    Remember, God has just promised Elijah in chapter 19 that He’s going to replace Aram’s king [Ben-hadad] with Hazael, and Israel’s king [Ahab] with Jehu. Chapter 20 is the beginning of God making good on His promise.

    Ahab and Ben-hadad have a little power struggle. Ben-hadad surrounds Ahab and tells him he is wants all his best stuff. And he’s going to come in and get it. Ahab agrees at first and then comes to his senses. He doesn’t WANT to give the Ben-hadad all his best stuff, his prettiest wives, his children, and his finest silver and gold. Ahab consults with his elders and decides that the next day when Ben-hadad sends his servants to collect Ahab’s best things, he would refuse.

    The messengers returned to Ben-hadad with the news. Ahab’s exact words are, “Let not him who girds on his armor boast like him who takes it off.” [v. 11] He’s trash talking. He’s basically saying, don’t have the confidence of winning a battle, before you have shown up for it. Don’t rejoice before the battle has been fought. Ahab’s not going to make this easy on Ben-hadad.

    As you can imagine, Ben-hadad is angry. He was already drinking with his buddies after Ahab’s positive response the day before, and now he’s going to actually have to DO something. So he stations his army around Ahab.

    It’s getting a little tense and heated. Ahab’s sweating bullets. Maybe he SHOULD have just turned over all his best stuff to this Aramaen king and been done with it?! But a prophet comes to him and promises God’s blessing. I don’t know about you, but this astounds me.

    The all time most evil king in Israel’s history, who is more evil than each king before him, who has repeatedly tried to kill God prophet, who has allowed his wife to turn the hearts of the country to false gods, who taunts God, THIS KING is promised victory.

    And what piques my interest even more is the why. God, through a prophet tells Ahab, “Behold, I will deliver them into your hand today, and you shall know that I am the Lord.” [v. 13] God has shown Himself to Ahab repeatedly. Through the drought, and the relief from the drought, through the face off at Mt. Carmel, through Elijah’s words and proclamation, and yet here God is giving Ahab another chance to repent. This battle is going to require some courage. Ahab is told he has to strike first. Ben-hadad’s army is encamped around Ahab and the prophet tells him to begin the battle.

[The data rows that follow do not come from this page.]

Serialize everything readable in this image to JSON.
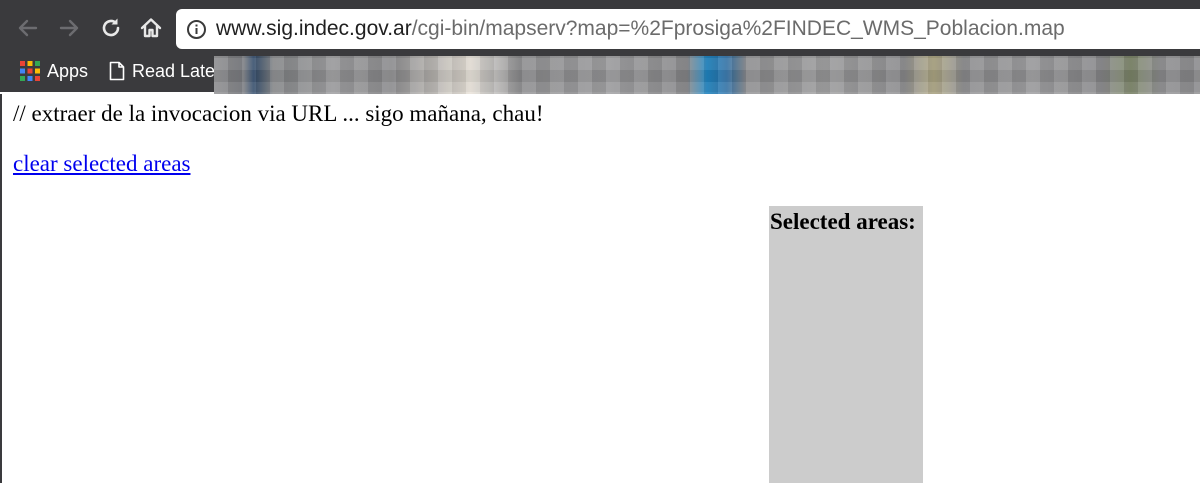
{
  "browser": {
    "url_host": "www.sig.indec.gov.ar",
    "url_path": "/cgi-bin/mapserv?map=%2Fprosiga%2FINDEC_WMS_Poblacion.map",
    "bookmarks": [
      {
        "label": "Apps",
        "icon": "apps-grid-icon"
      },
      {
        "label": "Read Late",
        "icon": "document-icon"
      }
    ]
  },
  "page": {
    "comment": "// extraer de la invocacion via URL ... sigo mañana, chau!",
    "clear_link": "clear selected areas",
    "selected_areas_title": "Selected areas:"
  },
  "colors": {
    "chrome": "#3a3a3d",
    "link": "#0000ee",
    "panel": "#cccccc"
  }
}
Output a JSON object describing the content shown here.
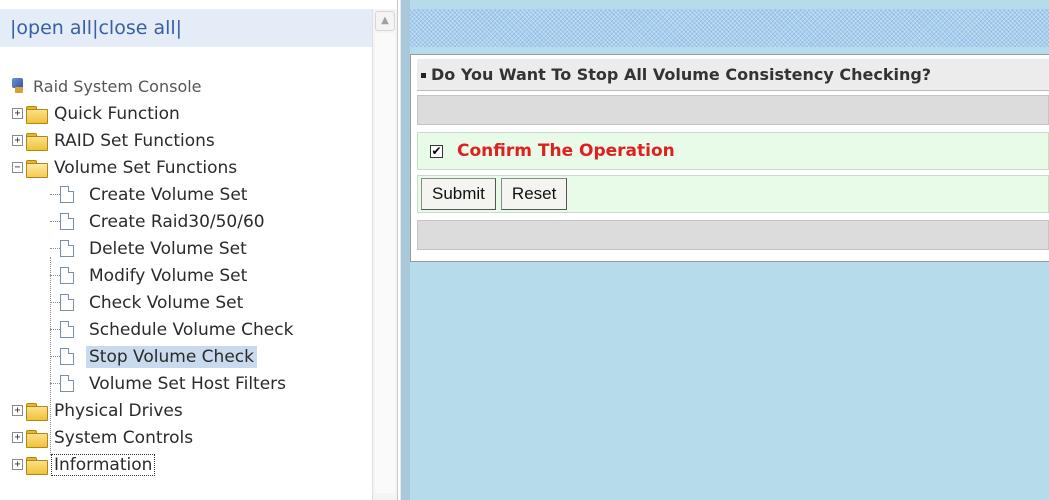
{
  "sidebar": {
    "open_all": "open all",
    "close_all": "close all",
    "separator": "|",
    "root_label": "Raid System Console",
    "items": [
      {
        "label": "Quick Function",
        "expander": "+"
      },
      {
        "label": "RAID Set Functions",
        "expander": "+"
      },
      {
        "label": "Volume Set Functions",
        "expander": "−"
      },
      {
        "label": "Physical Drives",
        "expander": "+"
      },
      {
        "label": "System Controls",
        "expander": "+"
      },
      {
        "label": "Information",
        "expander": "+"
      }
    ],
    "volume_children": [
      {
        "label": "Create Volume Set"
      },
      {
        "label": "Create Raid30/50/60"
      },
      {
        "label": "Delete Volume Set"
      },
      {
        "label": "Modify Volume Set"
      },
      {
        "label": "Check Volume Set"
      },
      {
        "label": "Schedule Volume Check"
      },
      {
        "label": "Stop Volume Check"
      },
      {
        "label": "Volume Set Host Filters"
      }
    ],
    "selected_item": "Stop Volume Check",
    "focused_item": "Information",
    "scroll_up_glyph": "▲"
  },
  "main": {
    "heading": "Do You Want To Stop All Volume Consistency Checking?",
    "confirm_label": "Confirm The Operation",
    "confirm_checked": "✔",
    "submit_label": "Submit",
    "reset_label": "Reset"
  },
  "colors": {
    "right_background": "#b6dceb",
    "confirm_text": "#e02020",
    "form_row_background": "#e8fbe8",
    "selected_highlight": "#c9d9ee"
  }
}
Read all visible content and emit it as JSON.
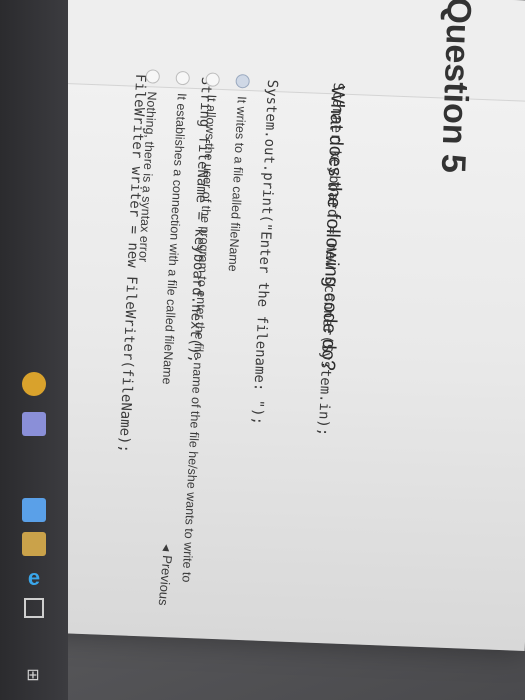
{
  "header": {
    "title": "Question 5"
  },
  "question": {
    "prompt": "What does the following code do?",
    "code_lines": [
      "Scanner keyboard = new Scanner(System.in);",
      "System.out.print(\"Enter the filename: \");",
      "String fileName = keyboard.next();",
      "FileWriter writer = new FileWriter(fileName);"
    ],
    "options": [
      "It writes to a file called fileName",
      "It allows the user of the program to enter the file name of the file he/she wants to write to",
      "It establishes a connection with a file called fileName",
      "Nothing, there is a syntax error"
    ]
  },
  "navigation": {
    "previous_label": "Previous"
  },
  "taskbar": {
    "icons": [
      "windows-icon",
      "task-view-icon",
      "edge-icon",
      "mail-icon",
      "store-icon",
      "pencil-icon",
      "chrome-icon"
    ]
  }
}
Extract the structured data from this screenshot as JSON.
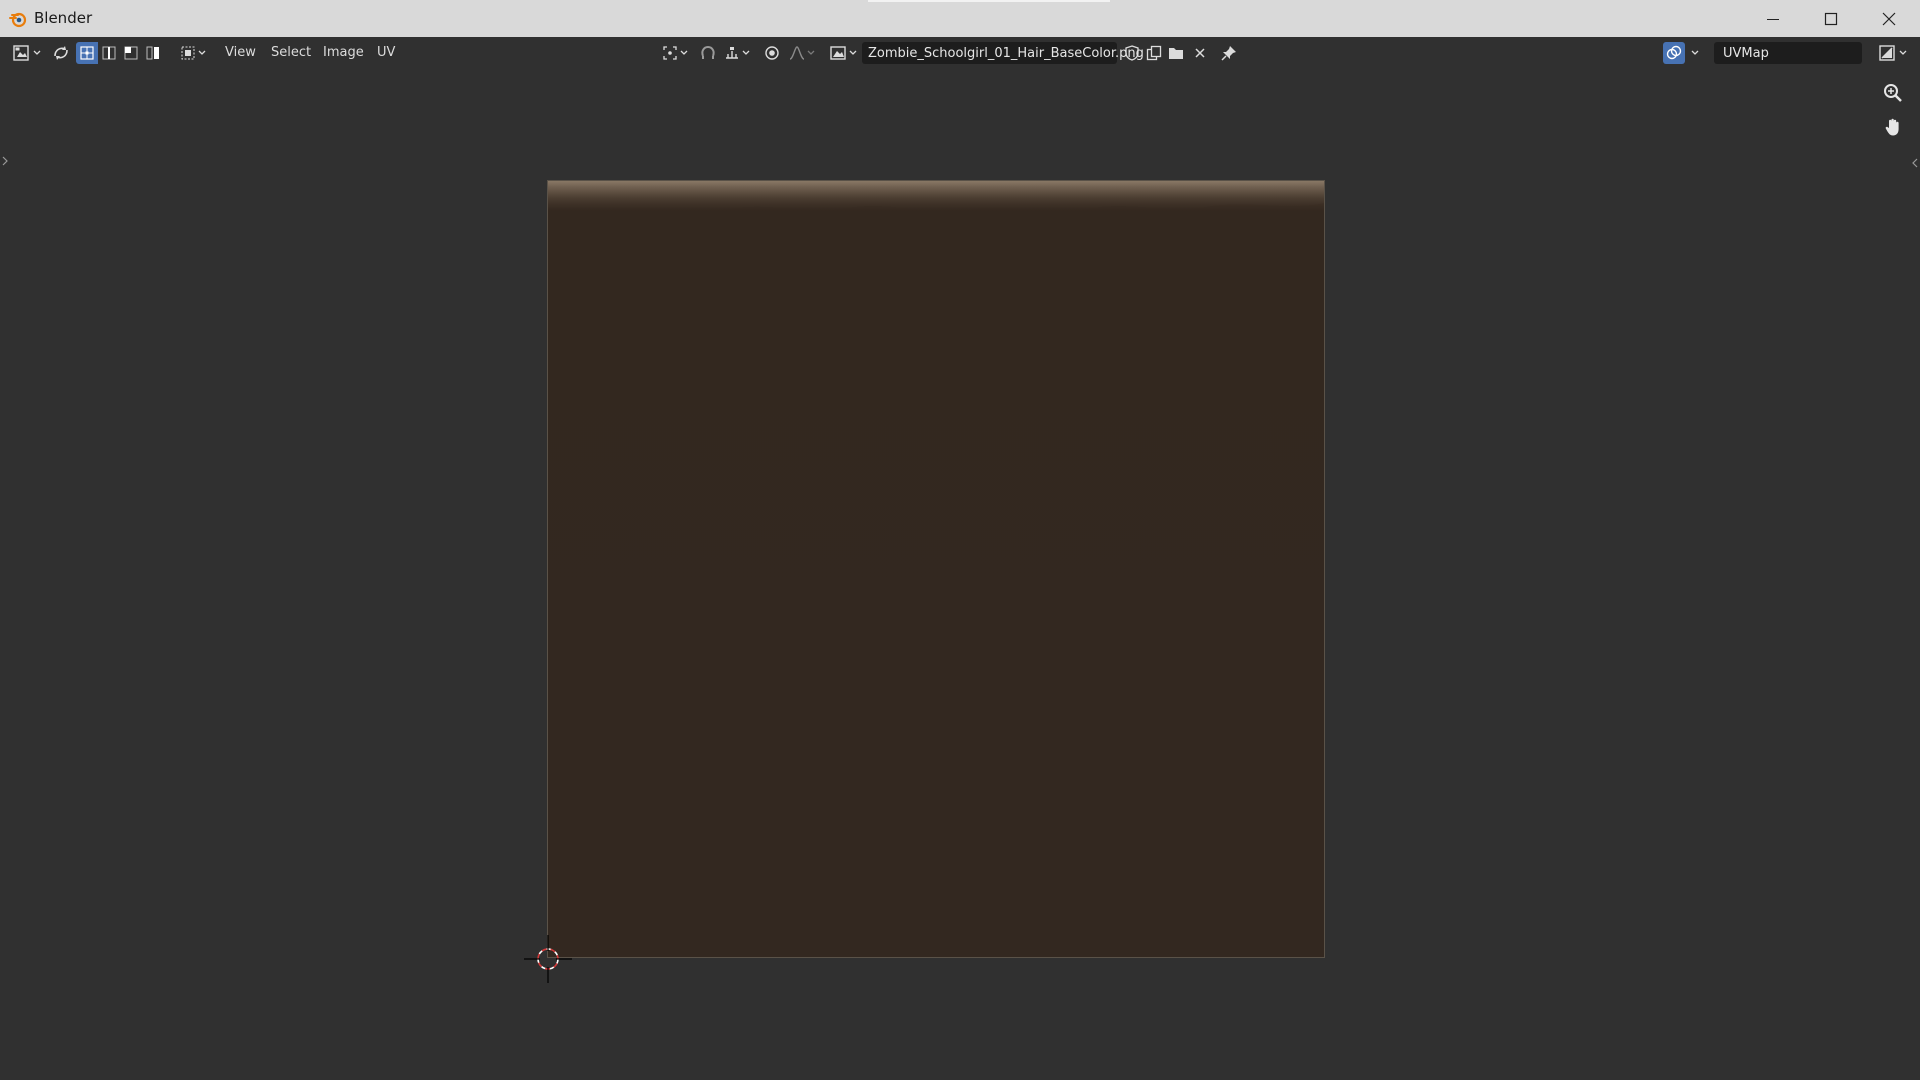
{
  "window": {
    "title": "Blender"
  },
  "header": {
    "menus": [
      "View",
      "Select",
      "Image",
      "UV"
    ],
    "image_name": "Zombie_Schoolgirl_01_Hair_BaseColor.png",
    "uv_map": "UVMap"
  },
  "icons": {
    "editor_type": "image-editor-icon",
    "sync_selection": "uv-sync-select-icon",
    "select_modes": [
      "vertex-select-icon",
      "edge-select-icon",
      "face-select-icon",
      "island-select-icon"
    ],
    "sticky_mode": "sticky-select-icon",
    "pivot": "pivot-point-icon",
    "snap": "snap-icon",
    "snap_increment": "snap-increment-icon",
    "proportional": "proportional-edit-icon",
    "falloff": "falloff-curve-icon",
    "image_browse": "image-browse-icon",
    "fake_user": "fake-user-shield-icon",
    "duplicate": "duplicate-image-icon",
    "open": "open-folder-icon",
    "unlink": "close-icon",
    "pin": "pin-icon",
    "overlays": "overlays-icon",
    "display_channels": "display-channels-icon",
    "zoom": "zoom-icon",
    "pan": "hand-pan-icon"
  },
  "colors": {
    "accent": "#4772b3",
    "background": "#303030",
    "texture_base": "#332820"
  }
}
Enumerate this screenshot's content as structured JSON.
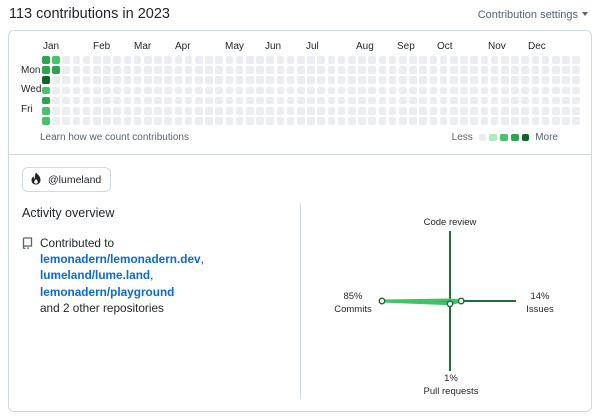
{
  "header": {
    "title": "113 contributions in 2023",
    "settings_label": "Contribution settings"
  },
  "calendar": {
    "months": [
      "Jan",
      "Feb",
      "Mar",
      "Apr",
      "May",
      "Jun",
      "Jul",
      "Aug",
      "Sep",
      "Oct",
      "Nov",
      "Dec"
    ],
    "day_labels": [
      "Mon",
      "Wed",
      "Fri"
    ],
    "weeks": 53,
    "active_cells": [
      {
        "week": 0,
        "day": 0,
        "level": 3
      },
      {
        "week": 0,
        "day": 1,
        "level": 3
      },
      {
        "week": 0,
        "day": 2,
        "level": 4
      },
      {
        "week": 0,
        "day": 3,
        "level": 2
      },
      {
        "week": 0,
        "day": 4,
        "level": 3
      },
      {
        "week": 0,
        "day": 5,
        "level": 2
      },
      {
        "week": 0,
        "day": 6,
        "level": 2
      },
      {
        "week": 1,
        "day": 0,
        "level": 2
      },
      {
        "week": 1,
        "day": 1,
        "level": 3
      }
    ],
    "footer_link": "Learn how we count contributions",
    "legend_less": "Less",
    "legend_more": "More",
    "colors": [
      "#ebedf0",
      "#aceebb",
      "#4ac26b",
      "#2da44e",
      "#116329"
    ]
  },
  "organization": {
    "name": "@lumeland",
    "icon": "lume-fire-icon"
  },
  "activity": {
    "title": "Activity overview",
    "contributed_prefix": "Contributed to",
    "repos": [
      "lemonadern/lemonadern.dev",
      "lumeland/lume.land",
      "lemonadern/playground"
    ],
    "suffix": "and 2 other repositories",
    "repo_icon": "repo-icon"
  },
  "radar": {
    "code_review": {
      "label": "Code review",
      "percent": ""
    },
    "commits": {
      "label": "Commits",
      "percent": "85%",
      "value": 85
    },
    "issues": {
      "label": "Issues",
      "percent": "14%",
      "value": 14
    },
    "pull_requests": {
      "label": "Pull requests",
      "percent": "1%",
      "value": 1
    },
    "axis_color": "#216e39",
    "fill_color": "#40c463"
  }
}
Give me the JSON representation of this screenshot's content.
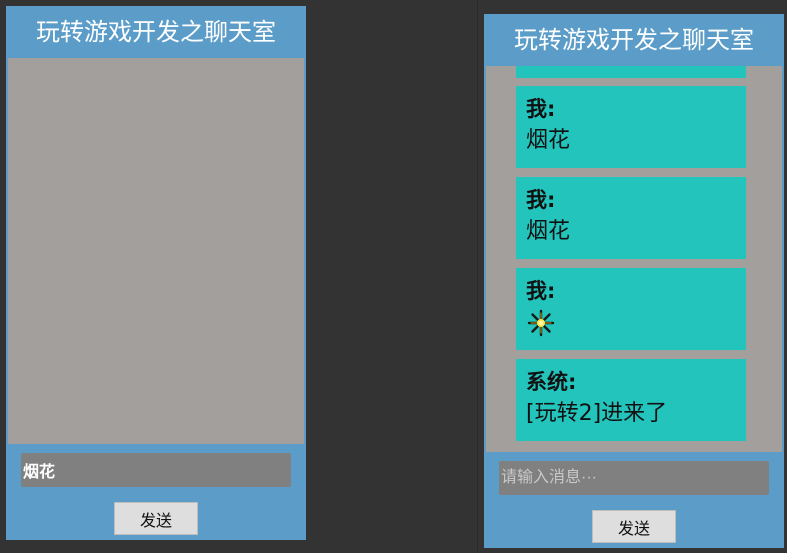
{
  "left_panel": {
    "title": "玩转游戏开发之聊天室",
    "input_value": "烟花",
    "send_label": "发送"
  },
  "right_panel": {
    "title": "玩转游戏开发之聊天室",
    "messages": [
      {
        "sender": "我:",
        "body": "烟花"
      },
      {
        "sender": "我:",
        "body": "烟花"
      },
      {
        "sender": "我:",
        "body": "",
        "icon": "fireworks-icon"
      },
      {
        "sender": "系统:",
        "body": "[玩转2]进来了"
      }
    ],
    "input_placeholder": "请输入消息···",
    "send_label": "发送"
  },
  "colors": {
    "panel": "#5b9dc8",
    "chat_bg": "#a39f9c",
    "bubble": "#22c4bc",
    "input": "#808080",
    "button": "#dedede"
  }
}
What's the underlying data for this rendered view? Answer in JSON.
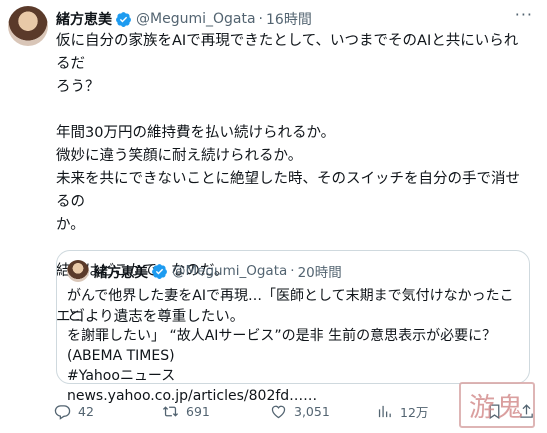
{
  "tweet": {
    "author_name": "緒方恵美",
    "handle": "@Megumi_Ogata",
    "separator": "·",
    "time": "16時間",
    "more_label": "···",
    "body": [
      "仮に自分の家族をAIで再現できたとして、いつまでそのAIと共にいられるだ\nろう？",
      "年間30万円の維持費を払い続けられるか。\n微妙に違う笑顔に耐え続けられるか。\n未来を共にできないことに絶望した時、そのスイッチを自分の手で消せるの\nか。",
      "結局はどこかで、なのだ。",
      "エゴより遺志を尊重したい。"
    ]
  },
  "quote": {
    "author_name": "緒方恵美",
    "handle": "@Megumi_Ogata",
    "separator": "·",
    "time": "20時間",
    "body": "がんで他界した妻をAIで再現…「医師として末期まで気付けなかったこと\nを謝罪したい」 “故人AIサービス”の是非 生前の意思表示が必要に？\n(ABEMA TIMES)\n#Yahooニュース\nnews.yahoo.co.jp/articles/802fd……"
  },
  "actions": {
    "replies": "42",
    "retweets": "691",
    "likes": "3,051",
    "views": "12万"
  },
  "watermark": {
    "text": "游鬼"
  },
  "colors": {
    "text": "#0f1419",
    "muted": "#536471",
    "verified": "#1d9bf0",
    "border": "#cfd9de"
  },
  "icons": [
    "verified-badge-icon",
    "more-icon",
    "reply-icon",
    "retweet-icon",
    "like-icon",
    "views-icon",
    "bookmark-icon",
    "share-icon"
  ]
}
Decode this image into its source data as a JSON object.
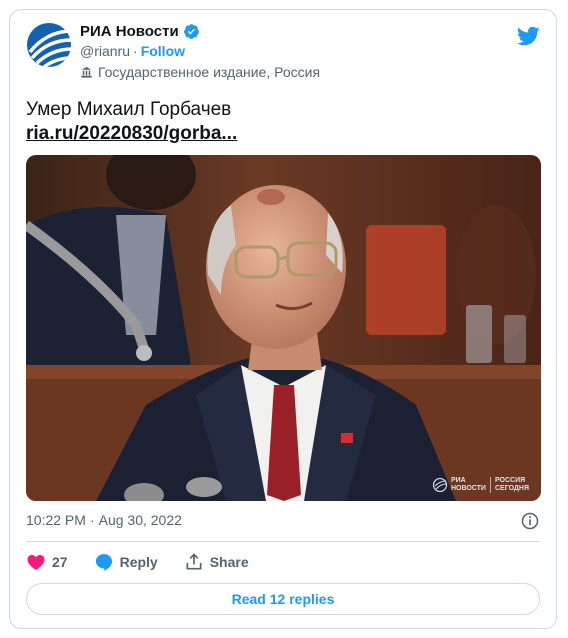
{
  "account": {
    "name": "РИА Новости",
    "handle": "@rianru",
    "separator": "·",
    "follow_label": "Follow",
    "label": "Государственное издание, Россия"
  },
  "tweet": {
    "text": "Умер Михаил Горбачев",
    "link_text": "ria.ru/20220830/gorba...",
    "time": "10:22 PM",
    "separator": "·",
    "date": "Aug 30, 2022"
  },
  "photo": {
    "watermark_logo_line1": "РИА",
    "watermark_logo_line2": "НОВОСТИ",
    "watermark_right_line1": "РОССИЯ",
    "watermark_right_line2": "СЕГОДНЯ"
  },
  "actions": {
    "like_count": "27",
    "reply_label": "Reply",
    "share_label": "Share",
    "read_replies_label": "Read 12 replies"
  },
  "icons": {
    "avatar": "ria-globe-logo",
    "verified": "verified-badge-icon",
    "label": "government-building-icon",
    "brand": "twitter-bird-icon",
    "info": "info-icon",
    "like": "heart-icon",
    "reply": "speech-bubble-icon",
    "share": "share-icon"
  },
  "colors": {
    "accent": "#1d9bf0",
    "like": "#f91880",
    "text": "#0f1419",
    "secondary": "#536471",
    "border": "#cfd9de"
  }
}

    Ben-hadad is having a grand time. He thinks there is no way he can lose. He’s already drunk in his tent with 32 other kings who have joined him against Ahab. Ben-hadad tells his soldiers that if they come in peace to bring them to him alive, and if they’ve come for war, to also bring them to him alive. But they don’t get a chance. Ahab’s men kill the soldiers as soon as they’re in range.

    It catches Ben-hadad and his men so off guard that Israel completely slaughters the Aramaen army.

    The prophet again warns Ahab. The Aramaens will be back at the new year. Be prepared.

    I have a few ideas about God’s work here with Israel and Ahab. If I were God, I’d want to fulfill every stereotype created about me, throwing lightning bolts on Ahab’s arrogant house. But God doesn’t. He has promises to fulfill for Israel. He also has judgment to follow through with for Aram.

    He gives Ahab another opportunity to turn to Him, to give Him the glory for the work in his life, and to repent. In a way Ahab IS acknowledging the power of God. He actually obeyed the prophet’s orders. But what is the state of his heart? Is it merely for his victory or is there a genuine willingness to see God for who He is?

    It causes me to question my own motives as I pursue my relationship with God.

    Why am I obeying God?

    How can I bring God greater pleasure and glory, by obeying Him for His sake alone?